About this task
Within the material below, count how many lines contain "role". Answer with only that number.

Segment Start: Data listing

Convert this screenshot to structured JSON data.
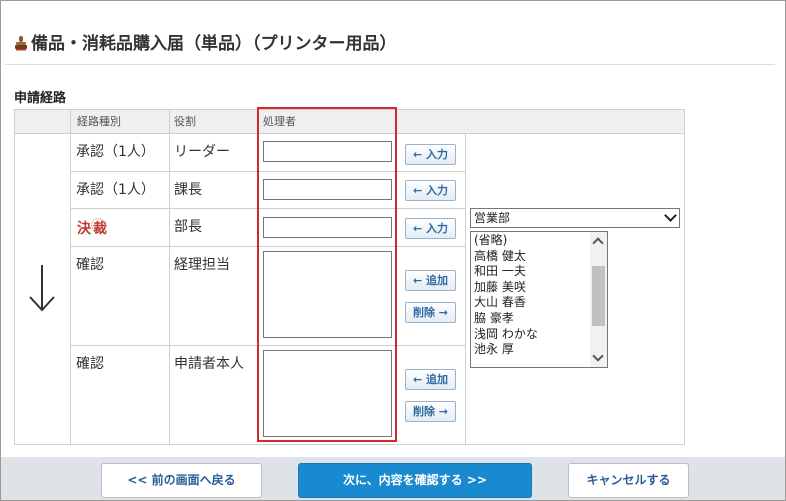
{
  "page": {
    "title": "備品・消耗品購入届（単品）（プリンター用品）",
    "section_title": "申請経路"
  },
  "route_table": {
    "headers": {
      "route_type": "経路種別",
      "role": "役割",
      "processor": "処理者"
    },
    "rows": [
      {
        "type": "承認（1人）",
        "role": "リーダー",
        "input_value": "",
        "button": "← 入力"
      },
      {
        "type": "承認（1人）",
        "role": "課長",
        "input_value": "",
        "button": "← 入力"
      },
      {
        "type": "決裁",
        "role": "部長",
        "input_value": "",
        "button": "← 入力"
      },
      {
        "type": "確認",
        "role": "経理担当",
        "add_button": "← 追加",
        "delete_button": "削除 →"
      },
      {
        "type": "確認",
        "role": "申請者本人",
        "add_button": "← 追加",
        "delete_button": "削除 →"
      }
    ]
  },
  "department_select": {
    "selected": "営業部"
  },
  "user_list": [
    "(省略)",
    "高橋 健太",
    "和田 一夫",
    "加藤 美咲",
    "大山 春香",
    "脇 豪孝",
    "浅岡 わかな",
    "池永 厚"
  ],
  "footer": {
    "back_label": "<< 前の画面へ戻る",
    "confirm_label": "次に、内容を確認する >>",
    "cancel_label": "キャンセルする"
  },
  "colors": {
    "highlight": "#d9262b",
    "primary": "#1a8ad0",
    "kessai": "#c0392b"
  },
  "icons": {
    "title_icon": "stamp-icon",
    "flow_icon": "down-arrow-icon"
  }
}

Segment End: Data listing

Solution
6